elements. To the uninitiated they present themselves as puzzles, since they
have no apparent rational/technical purpose and thus stimulate
interpretation/explanation in other terms (see Sperber, Dan,_Rethinking
Symbolism_). Why, then, are we puzzled?

One factor is our dictionary definitions of ritual that tend to overstress
the "repetition of set forms," obscuring the variation that occurs within
as well as between rituals. (Just think, for example, of the difference
between the highly variable sermon and the fixed form of the creed in the
Lutheran liturgy--the one that I was brought up in.)

Another, and related, element is the unresolved confusion between ritual (=
obsessive, compulsive behavior in a clinical psychological sense) and
ritual (=an obligatory social ceremony, the usual anthropological sense).
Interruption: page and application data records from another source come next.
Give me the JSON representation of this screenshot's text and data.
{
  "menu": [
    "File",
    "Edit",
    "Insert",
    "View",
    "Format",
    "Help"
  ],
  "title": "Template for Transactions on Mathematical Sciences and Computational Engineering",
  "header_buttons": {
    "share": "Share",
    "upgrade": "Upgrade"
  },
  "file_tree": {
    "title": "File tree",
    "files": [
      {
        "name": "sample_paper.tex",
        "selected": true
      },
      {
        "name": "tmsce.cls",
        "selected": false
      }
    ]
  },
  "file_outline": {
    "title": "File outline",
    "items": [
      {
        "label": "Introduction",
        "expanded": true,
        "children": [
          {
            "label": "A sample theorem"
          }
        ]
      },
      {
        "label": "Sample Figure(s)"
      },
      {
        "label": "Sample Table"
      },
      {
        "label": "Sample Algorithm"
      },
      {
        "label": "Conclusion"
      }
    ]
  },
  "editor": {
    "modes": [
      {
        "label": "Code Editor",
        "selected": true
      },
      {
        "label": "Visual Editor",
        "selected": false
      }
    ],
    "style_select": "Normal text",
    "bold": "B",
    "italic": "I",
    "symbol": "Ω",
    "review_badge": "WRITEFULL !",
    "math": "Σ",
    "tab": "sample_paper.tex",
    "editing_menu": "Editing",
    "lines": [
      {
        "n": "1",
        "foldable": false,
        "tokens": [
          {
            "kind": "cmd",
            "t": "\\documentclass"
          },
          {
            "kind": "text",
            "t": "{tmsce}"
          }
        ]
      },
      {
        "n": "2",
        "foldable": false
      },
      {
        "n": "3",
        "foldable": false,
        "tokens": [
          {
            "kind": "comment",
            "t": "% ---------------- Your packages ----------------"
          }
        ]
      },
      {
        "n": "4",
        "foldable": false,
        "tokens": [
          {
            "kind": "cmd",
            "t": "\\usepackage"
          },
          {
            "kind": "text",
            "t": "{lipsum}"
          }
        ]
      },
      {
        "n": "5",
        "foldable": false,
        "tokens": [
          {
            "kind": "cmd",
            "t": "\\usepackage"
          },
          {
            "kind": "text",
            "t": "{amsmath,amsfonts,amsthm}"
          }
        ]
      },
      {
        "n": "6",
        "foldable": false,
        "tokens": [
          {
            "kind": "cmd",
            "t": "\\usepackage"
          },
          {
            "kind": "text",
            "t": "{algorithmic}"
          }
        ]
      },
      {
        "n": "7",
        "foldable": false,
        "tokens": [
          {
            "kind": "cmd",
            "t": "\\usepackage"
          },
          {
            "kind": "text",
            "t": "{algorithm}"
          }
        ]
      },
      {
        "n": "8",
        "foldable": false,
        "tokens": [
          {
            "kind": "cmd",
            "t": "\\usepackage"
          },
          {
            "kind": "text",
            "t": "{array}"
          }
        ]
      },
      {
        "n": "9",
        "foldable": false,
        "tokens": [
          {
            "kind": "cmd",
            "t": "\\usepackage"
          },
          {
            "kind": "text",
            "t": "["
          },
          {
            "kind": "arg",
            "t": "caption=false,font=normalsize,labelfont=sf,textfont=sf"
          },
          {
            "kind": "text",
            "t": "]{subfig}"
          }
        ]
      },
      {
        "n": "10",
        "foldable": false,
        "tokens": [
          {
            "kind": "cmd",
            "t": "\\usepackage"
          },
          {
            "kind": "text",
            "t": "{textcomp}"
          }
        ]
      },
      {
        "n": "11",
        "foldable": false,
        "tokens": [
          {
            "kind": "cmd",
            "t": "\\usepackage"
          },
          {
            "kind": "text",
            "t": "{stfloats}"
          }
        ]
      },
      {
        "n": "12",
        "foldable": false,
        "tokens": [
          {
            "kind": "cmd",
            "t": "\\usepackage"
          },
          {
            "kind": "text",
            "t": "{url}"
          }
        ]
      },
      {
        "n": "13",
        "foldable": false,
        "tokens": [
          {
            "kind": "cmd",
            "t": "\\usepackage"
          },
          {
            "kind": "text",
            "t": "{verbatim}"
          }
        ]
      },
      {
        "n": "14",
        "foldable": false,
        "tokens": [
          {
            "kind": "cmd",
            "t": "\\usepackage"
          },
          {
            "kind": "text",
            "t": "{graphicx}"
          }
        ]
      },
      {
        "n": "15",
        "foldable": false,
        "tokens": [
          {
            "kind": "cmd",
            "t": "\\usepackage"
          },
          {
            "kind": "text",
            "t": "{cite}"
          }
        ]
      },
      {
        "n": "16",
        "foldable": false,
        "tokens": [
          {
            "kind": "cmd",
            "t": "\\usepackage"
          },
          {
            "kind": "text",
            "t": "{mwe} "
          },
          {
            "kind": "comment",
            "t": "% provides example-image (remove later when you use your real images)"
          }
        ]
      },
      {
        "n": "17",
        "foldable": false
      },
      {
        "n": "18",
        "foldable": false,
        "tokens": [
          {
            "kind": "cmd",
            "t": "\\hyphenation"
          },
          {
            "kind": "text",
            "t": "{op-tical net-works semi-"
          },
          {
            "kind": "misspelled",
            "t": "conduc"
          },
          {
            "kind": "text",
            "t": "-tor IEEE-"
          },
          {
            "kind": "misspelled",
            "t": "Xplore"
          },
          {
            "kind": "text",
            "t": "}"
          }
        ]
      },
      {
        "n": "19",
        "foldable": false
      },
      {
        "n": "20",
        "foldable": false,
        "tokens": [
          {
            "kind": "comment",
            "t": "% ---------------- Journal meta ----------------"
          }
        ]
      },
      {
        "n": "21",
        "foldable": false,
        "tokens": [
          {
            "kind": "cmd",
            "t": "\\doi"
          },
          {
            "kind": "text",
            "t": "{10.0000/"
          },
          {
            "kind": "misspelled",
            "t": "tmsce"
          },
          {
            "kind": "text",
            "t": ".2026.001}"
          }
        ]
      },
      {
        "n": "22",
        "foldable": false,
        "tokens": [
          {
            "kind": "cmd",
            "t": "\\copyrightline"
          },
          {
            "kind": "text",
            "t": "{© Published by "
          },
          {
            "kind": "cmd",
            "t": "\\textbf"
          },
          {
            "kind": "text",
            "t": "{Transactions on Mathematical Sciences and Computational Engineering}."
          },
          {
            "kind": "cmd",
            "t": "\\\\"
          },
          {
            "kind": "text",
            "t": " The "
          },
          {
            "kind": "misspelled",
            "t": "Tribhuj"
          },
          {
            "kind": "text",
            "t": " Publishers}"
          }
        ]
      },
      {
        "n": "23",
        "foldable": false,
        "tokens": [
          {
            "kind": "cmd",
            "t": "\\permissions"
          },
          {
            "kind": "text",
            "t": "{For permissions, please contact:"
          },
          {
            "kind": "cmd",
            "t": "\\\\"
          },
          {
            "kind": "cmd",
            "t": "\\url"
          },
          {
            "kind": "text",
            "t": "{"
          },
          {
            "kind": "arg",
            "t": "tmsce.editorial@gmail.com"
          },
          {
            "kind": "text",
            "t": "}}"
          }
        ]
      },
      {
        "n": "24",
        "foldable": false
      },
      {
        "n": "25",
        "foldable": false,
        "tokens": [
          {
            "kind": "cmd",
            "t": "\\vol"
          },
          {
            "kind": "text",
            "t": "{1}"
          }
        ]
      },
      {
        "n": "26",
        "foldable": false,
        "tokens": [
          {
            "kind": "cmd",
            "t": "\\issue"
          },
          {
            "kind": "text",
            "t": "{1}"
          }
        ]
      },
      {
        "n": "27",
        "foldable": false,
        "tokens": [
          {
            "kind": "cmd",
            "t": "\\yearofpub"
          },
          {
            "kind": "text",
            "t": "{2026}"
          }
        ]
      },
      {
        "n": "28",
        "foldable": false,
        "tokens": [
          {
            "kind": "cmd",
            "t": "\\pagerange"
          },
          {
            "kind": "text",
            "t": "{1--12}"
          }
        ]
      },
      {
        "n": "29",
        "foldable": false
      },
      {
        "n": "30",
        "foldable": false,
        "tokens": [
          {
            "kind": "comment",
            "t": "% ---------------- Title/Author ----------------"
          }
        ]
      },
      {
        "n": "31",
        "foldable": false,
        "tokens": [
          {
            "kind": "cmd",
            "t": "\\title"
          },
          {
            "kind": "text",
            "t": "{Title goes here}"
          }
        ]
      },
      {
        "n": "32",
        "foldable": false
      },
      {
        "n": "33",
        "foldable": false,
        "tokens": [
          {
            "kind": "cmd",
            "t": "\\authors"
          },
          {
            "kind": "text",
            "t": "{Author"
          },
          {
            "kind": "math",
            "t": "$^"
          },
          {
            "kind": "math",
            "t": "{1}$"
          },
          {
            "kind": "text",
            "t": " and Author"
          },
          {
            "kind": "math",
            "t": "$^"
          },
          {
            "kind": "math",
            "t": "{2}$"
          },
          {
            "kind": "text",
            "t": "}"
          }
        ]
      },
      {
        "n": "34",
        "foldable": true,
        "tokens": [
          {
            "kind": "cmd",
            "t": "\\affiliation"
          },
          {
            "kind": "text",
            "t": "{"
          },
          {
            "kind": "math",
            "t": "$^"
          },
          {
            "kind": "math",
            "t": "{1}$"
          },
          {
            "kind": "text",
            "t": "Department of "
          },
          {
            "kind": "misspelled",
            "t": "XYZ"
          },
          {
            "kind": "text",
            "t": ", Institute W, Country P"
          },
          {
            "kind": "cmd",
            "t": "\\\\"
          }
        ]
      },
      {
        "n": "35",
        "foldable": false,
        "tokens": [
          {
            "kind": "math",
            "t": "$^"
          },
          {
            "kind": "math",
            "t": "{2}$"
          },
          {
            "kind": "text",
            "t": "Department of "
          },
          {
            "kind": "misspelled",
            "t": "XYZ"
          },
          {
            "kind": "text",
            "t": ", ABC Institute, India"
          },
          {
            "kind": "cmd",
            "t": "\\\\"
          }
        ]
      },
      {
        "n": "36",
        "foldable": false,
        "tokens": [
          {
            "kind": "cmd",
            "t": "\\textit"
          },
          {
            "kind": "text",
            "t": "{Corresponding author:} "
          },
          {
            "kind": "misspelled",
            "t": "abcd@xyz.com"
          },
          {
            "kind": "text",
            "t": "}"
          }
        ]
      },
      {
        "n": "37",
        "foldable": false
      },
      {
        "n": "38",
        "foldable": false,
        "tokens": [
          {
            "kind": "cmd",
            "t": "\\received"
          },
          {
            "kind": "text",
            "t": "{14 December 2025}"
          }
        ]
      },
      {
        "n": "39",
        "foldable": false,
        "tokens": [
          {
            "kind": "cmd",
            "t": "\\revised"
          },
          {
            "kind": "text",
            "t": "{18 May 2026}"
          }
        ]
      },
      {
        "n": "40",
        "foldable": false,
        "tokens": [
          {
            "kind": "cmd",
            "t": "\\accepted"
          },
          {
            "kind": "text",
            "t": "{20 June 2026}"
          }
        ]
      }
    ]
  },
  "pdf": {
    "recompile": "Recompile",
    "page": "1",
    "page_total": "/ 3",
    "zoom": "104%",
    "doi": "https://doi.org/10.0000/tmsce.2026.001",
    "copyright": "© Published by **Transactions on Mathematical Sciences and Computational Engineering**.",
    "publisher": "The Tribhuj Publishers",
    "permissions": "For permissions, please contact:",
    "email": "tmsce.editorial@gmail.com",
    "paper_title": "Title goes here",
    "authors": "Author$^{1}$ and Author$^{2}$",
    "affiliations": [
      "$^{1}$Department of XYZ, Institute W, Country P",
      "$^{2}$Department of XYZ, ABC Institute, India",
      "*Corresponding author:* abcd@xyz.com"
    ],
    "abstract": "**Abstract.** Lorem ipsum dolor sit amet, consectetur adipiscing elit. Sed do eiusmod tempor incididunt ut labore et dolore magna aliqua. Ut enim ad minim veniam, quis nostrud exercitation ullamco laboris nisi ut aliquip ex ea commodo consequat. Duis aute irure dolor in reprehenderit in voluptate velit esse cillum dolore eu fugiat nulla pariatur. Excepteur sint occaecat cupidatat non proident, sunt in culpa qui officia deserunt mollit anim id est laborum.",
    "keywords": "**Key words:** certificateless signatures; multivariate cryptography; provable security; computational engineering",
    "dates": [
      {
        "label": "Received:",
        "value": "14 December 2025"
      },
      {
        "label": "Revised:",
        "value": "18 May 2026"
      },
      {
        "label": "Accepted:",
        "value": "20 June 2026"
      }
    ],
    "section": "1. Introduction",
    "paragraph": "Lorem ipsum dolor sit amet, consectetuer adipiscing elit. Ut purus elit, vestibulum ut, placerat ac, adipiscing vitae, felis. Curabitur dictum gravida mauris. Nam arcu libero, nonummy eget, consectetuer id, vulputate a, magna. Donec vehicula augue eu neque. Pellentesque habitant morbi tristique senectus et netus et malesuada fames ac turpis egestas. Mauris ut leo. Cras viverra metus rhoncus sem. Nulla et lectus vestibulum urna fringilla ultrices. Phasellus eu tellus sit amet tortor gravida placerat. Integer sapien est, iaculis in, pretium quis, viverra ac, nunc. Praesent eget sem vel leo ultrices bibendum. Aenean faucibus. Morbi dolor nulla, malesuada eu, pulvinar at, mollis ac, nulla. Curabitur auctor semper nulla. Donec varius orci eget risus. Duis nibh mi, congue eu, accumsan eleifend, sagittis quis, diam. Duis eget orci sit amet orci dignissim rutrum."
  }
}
It may, I suggest, be useful to recognize explicitly that there are two
dimensions on which human behavior can be plotted that tend to get muddled
up here. One is the social dimension on which behavior identified as
"ritual" can range from *optional* to *obligatory*. The other is a
psychological dimension, the degree of emotional involvement that can range
from *strong* to *weak*. Conventional approaches in anthropology tend to
assume that ritual is both *obligatory* and demands *strong* involvement,
in contrast to technology/everyday behavior, which is seen as *optional*
and *weak* in degree of emotional involvement. As a result we tend to have
problems dealing with behavior that may be obligatory but allows weak
involvement (conventional courtesies) and also with behavior that is
optional but demands strong involvement (the idea type of both science and

Is there any reason to assume that mutilations and tattoos could not fall
into one or more of these four categories. My gut says that
*optional*+*weak* involvement is unlikely, but that, to me, is a signal
that we need some research.

John McCreery
3-206 Mitsusawa HT, 25-2 Miyagaya, Nishi-ku
Yokohama 220, JAPAN

"And the Lord said unto Cyrus, 'Shall the clay say to him who moldest it,
what makest thou? Let the potsherd of the earth speak to the potsherd of
the earth." --An anthropologist's credo